Food waste has reached record levels. In the United States, an estimated 40 percent of food is thrown away. It happens at the farm, in transport, at supermarkets and in people’s homes. Last year, a study estimated that the average American family of four wastes $1,560 worth of food annually.
But there may be a simple solution to help solve the problem: clear expiration date labels. As I write in my final Smarter Food column, a new report argues that revising the convoluted system of date labels would be a simple and straightforward way to slash food waste.
“What we have now is an ineffective, ridiculous system that isn’t serving anyone,” says Dana Gunders, a staff scientist at the Natural Resources Defense Council and one of the authors of the report, set to be released Wednesday. It costs manufacturers money. It costs consumers money. It leads us to throw food away unnecessarily.”
To solve the problem, the study, co-authored by the Natural Resources Defense Council and the Harvard Food Law and Policy Clinic, suggests making sell-by dates invisible to the consumer. Those dates are designed to help retailers manage their stock; they offer no useful guidance once the consumer brings the food home. Instead, the authors recommend a uniform dating system with clear language. Wording such as “safe if used by” is clearer than “use by.” “Peak quality guaranteed before” is better than “best by.”

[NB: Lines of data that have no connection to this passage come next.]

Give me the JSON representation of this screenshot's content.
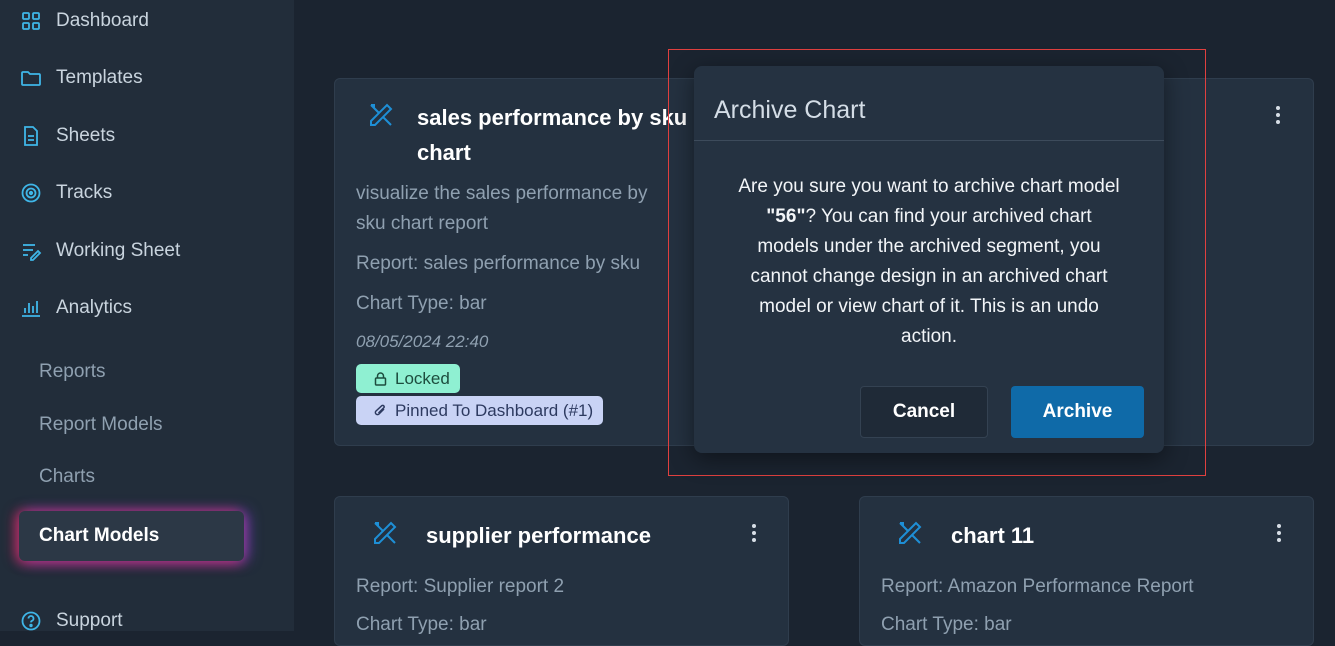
{
  "sidebar": {
    "items": [
      {
        "label": "Dashboard",
        "icon": "dashboard-icon"
      },
      {
        "label": "Templates",
        "icon": "folder-icon"
      },
      {
        "label": "Sheets",
        "icon": "document-icon"
      },
      {
        "label": "Tracks",
        "icon": "target-icon"
      },
      {
        "label": "Working Sheet",
        "icon": "edit-list-icon"
      },
      {
        "label": "Analytics",
        "icon": "bar-chart-icon"
      }
    ],
    "analytics_subitems": [
      "Reports",
      "Report Models",
      "Charts",
      "Chart Models"
    ],
    "active_subitem": "Chart Models",
    "support": {
      "label": "Support",
      "icon": "help-icon"
    }
  },
  "cards": [
    {
      "title": "sales performance by sku chart",
      "title_line1": "sales performance by sku",
      "title_line2": "chart",
      "description_line1": "visualize the sales performance by",
      "description_line2": "sku chart report",
      "report": "Report: sales performance by sku",
      "chart_type": "Chart Type: bar",
      "date": "08/05/2024 22:40",
      "badges": {
        "locked": "Locked",
        "pinned": "Pinned To Dashboard (#1)"
      }
    },
    {
      "title": "supplier performance",
      "report": "Report: Supplier report 2",
      "chart_type": "Chart Type: bar"
    },
    {
      "title": "chart 11",
      "report": "Report: Amazon Performance Report",
      "chart_type": "Chart Type: bar"
    }
  ],
  "modal": {
    "title": "Archive Chart",
    "body_before": "Are you sure you want to archive chart model ",
    "body_model": "\"56\"",
    "body_after": "? You can find your archived chart models under the archived segment, you cannot change design in an archived chart model or view chart of it. This is an undo action.",
    "cancel_label": "Cancel",
    "archive_label": "Archive"
  },
  "colors": {
    "background": "#1b2430",
    "sidebar": "#222d3a",
    "card": "#243140",
    "accent_blue": "#0f6aa8",
    "icon_blue": "#1e8fd6",
    "locked_badge": "#8ff0d2",
    "pinned_badge": "#c9d3f5",
    "highlight_border": "#e0403f"
  }
}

The report also suggests that dates should no longer be used on items that don’t deteriorate as much over time, such as chips, pretzels and beef jerky (which probably never goes bad). In its place, manufacturers might put the more useful “best within XX days of opening,” which would better guide consumers on how to judge the food’s freshness. The authors emphasized that any language should undergo consumer testing before being placed on packages.
What do you think? Should date-labels be changed?